Friday Highlight  

Investors prepare for recession amid political and economic uncertainty

Investors prepare for recession amid political and economic uncertainty
The future of the British economy depends on the policies of the next prime minister. (FT Montage/Getty Images)

With many nations in the midst of a global economic downturn, the UK faces a pivotal few months ahead.

With inflation soaring to 10.1 per cent, 0 per cent growth predicted for 2023 and the cost of living continuing to rise, the Bank of England’s monetary policy committee recently voted 8-1 to increase interest rates by 0.5 percentage points.

With the BoE’s base rate set at 1.75 per cent, the central bank’s actions are in keeping with similarly aggressive policymaking by the US Federal Reserve and the European Central Bank.

Article continues after advert

Revised economic forecasts in recent months show that the UK has a particularly difficult time ahead. Policymakers are currently predicting that the UK will enter a 15-month long recession later this year and GDP will shrink by more than 2 per cent, while the US and eurozone will grow by 1.5 per cent and 1.7 per cent respectively in 2023. 

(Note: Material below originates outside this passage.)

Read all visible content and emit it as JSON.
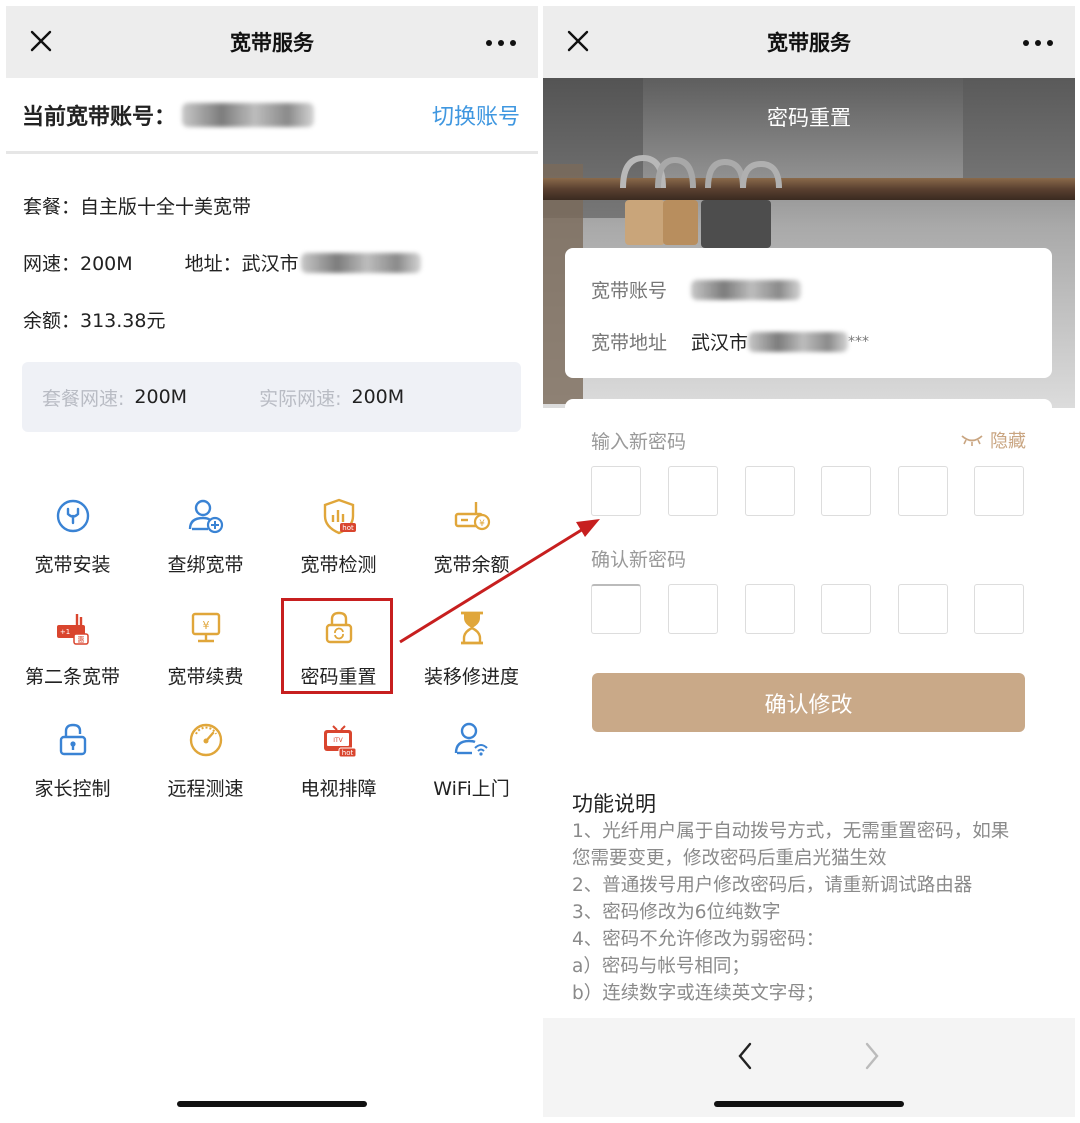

What’s causing the downturn?

One of the root causes of the impending recession is inflation, which has been stoked by rising household bills in the UK. Global supply chains, which have been in disarray since the beginning of the pandemic, have been exacerbated by conflict between Russia and Ukraine.

Consequently, fuel and food prices have risen while consumer and business spending power has declined. With less money circulating around the economy, it is beginning to stall. 

To curb inflation, central banks are customarily embarking on an interest rate hiking cycle. However, according to a recent survey commissioned on behalf of HYCM, 50 per cent of investors are concerned that these hikes will not be enough to bring inflation to heel.

Of course, there are a number of political factors at play that could also shape the impact and longevity of the recession. Since Boris Johnson’s resignation last month, very little action has been taken to overhaul government policy due to the political stalemate within the Conservative party.

Inevitably, the future of the British economy depends on the policies of the next prime minister.

According to that same HYCM survey, investors are currently showing a slight preference towards former chancellor Rishi Sunak, whose approach to monetary policy suggests he is keen to maintain the current Bank of England mandate.

While this approach is no doubt proving popular with investors who prefer to preserve the status quo, a smaller portion of investors (31 per cent) who favour Liz Truss as the next prime minister could be met with a radical shift in monetary policy.

Truss argues that the BoE’s current approach will not deliver the growth that the British economy needs to navigate its way out of a recession, which has been a real point of contention in the leadership bid thus far.

What actions are investors taking?

With economic policy one of the biggest differentiators between Sunak and Truss, UK investors may be finding themselves at something of a crossroads as the leadership contest plays out.